Hi, I asked the seller about the chelation of this product and he told me that it is ortho-ortho chelated. Is there such a chelate or if so, what is the pH value of this chelate?
Most of the iron chelates work around EDTA or chemically similar chelation. 'Ortho' describes the geometry by which the iron atom is held in place by the chelator - this comes in four possible flavours: ortho-ortho, ortho-para, para-ortho, para-para. Ortho-ortho is the most stable so that's generally the one you want. The pH stability of this specific iron chelate depends on what the chemical chelator is - common choices would be EDTA, DTPA, and EDDHA. An online search didn't help me find out which chelator ATTACK-Fe uses but if I had to guess it would be EDTA which is probably fine for most purposes. You should ask the seller something like, "does it use EDTA as a chelator?"
Ortho-ortho is more of a structure of said chelate, rather than the chelate itself. To be honest it's way above my pay grade, but generally these different structures are associated with eddha fe.
The package labeling doesn't mention eddha, so I'm at a loss.
Anyway... here's a bit of info on said subject.

"EDDHA chelates always consist out of a mixture of three different structures. The following figure gives an overview of the different shapes.
Iron chelate for plants

Of the different EDDHA structures shown above, the top one is most stable. It’s called an ortho-ortho EDDHA. The other two types are called ortho-para and para-para EDDHA. Since all types of red iron (EDDHA) on the market contain one of the above-mentioned structures.

There's more..

I'm still clueless, hopefully a chemist will chime in.

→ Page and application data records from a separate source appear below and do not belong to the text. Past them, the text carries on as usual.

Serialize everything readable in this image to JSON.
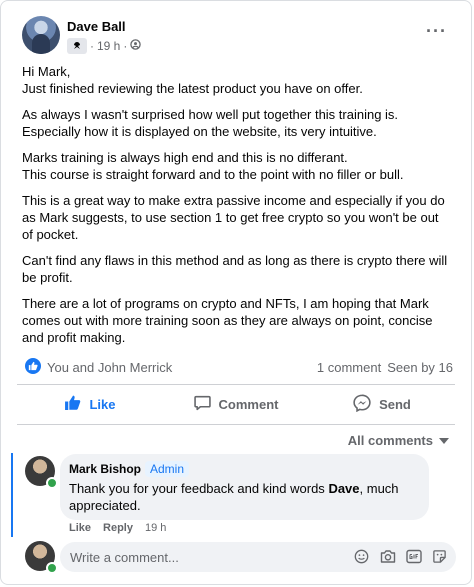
{
  "post": {
    "author": "Dave Ball",
    "time": "19 h",
    "separator": "·",
    "more": "···",
    "paragraphs": [
      "Hi Mark,\nJust finished  reviewing the latest product you have on offer.",
      "As always I wasn't surprised how well put  together this training is.\nEspecially how it is displayed on the website, its very intuitive.",
      "Marks training is always high end and this is no differant.\nThis course is straight forward and to the point with no filler or bull.",
      "This is a great way to make extra passive income and especially if you do as Mark suggests, to use section 1 to get  free crypto so you won't be out of pocket.",
      "Can't find any flaws in this method and as long as there is crypto there will be profit.",
      "There are a lot of programs on crypto and NFTs, I am hoping that Mark comes out with more training soon as they are always on point, concise and profit making."
    ]
  },
  "summary": {
    "reactors": "You and John Merrick",
    "comments": "1 comment",
    "seen": "Seen by 16"
  },
  "actions": {
    "like": "Like",
    "comment": "Comment",
    "send": "Send"
  },
  "all_comments": "All comments",
  "comment": {
    "author": "Mark Bishop",
    "badge": "Admin",
    "text_before": "Thank you for your feedback and kind words ",
    "text_bold": "Dave",
    "text_after": ", much appreciated.",
    "like": "Like",
    "reply": "Reply",
    "time": "19 h"
  },
  "write": {
    "placeholder": "Write a comment..."
  },
  "colors": {
    "accent": "#1877f2",
    "muted": "#65676b",
    "bubble": "#f0f2f5",
    "online": "#31a24c"
  }
}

Edit: Andy sums it up pretty well.
'Para' means 'opposite' and refers to the location of the (green) -OH group coming off the hexagonal ring that connects to the rest of the molecule. 'Ortho' means 'next to' and shows the (red) -OH coming off the hexagonal ring next to the piece connecting to the rest of the molecule. The other possible remaining geometry where the -OH connects between the ortho and para sites is called 'meta' and is not part of the chemistry of these chelates. Neither EDTA nor DTPA contain these ring structures, so it isn't really sensible to speak of 'ortho-ortho' EDTA (or DTPA) and suggests this chelate is either EDDHA or EDDHSA, probably EDDHA - you could tell from the colour: EDDHA is pink, EDDHSA is brown. I'm not a chemist, but I pretend to be one sometimes on UKAPS. ;)
Cheers for the explanation @Andy Pierce

Did a bit more digging and found a Turkish site selling said product, it lists the chelate as;
"Komplekleme (şelat): Sarsapogenin + Organik Asitler + Diğer Biyo Kompostlar" or by the powers of Google translate;
"Complementation (chelate): Sarsapogenin + Organic Acids + Other Bio Composts"

I'm assuming they mean Sarsasapogenin? Which is named after sarsaparilla and derived from Saponin.

This new found information makes me non the wiser unfortunately.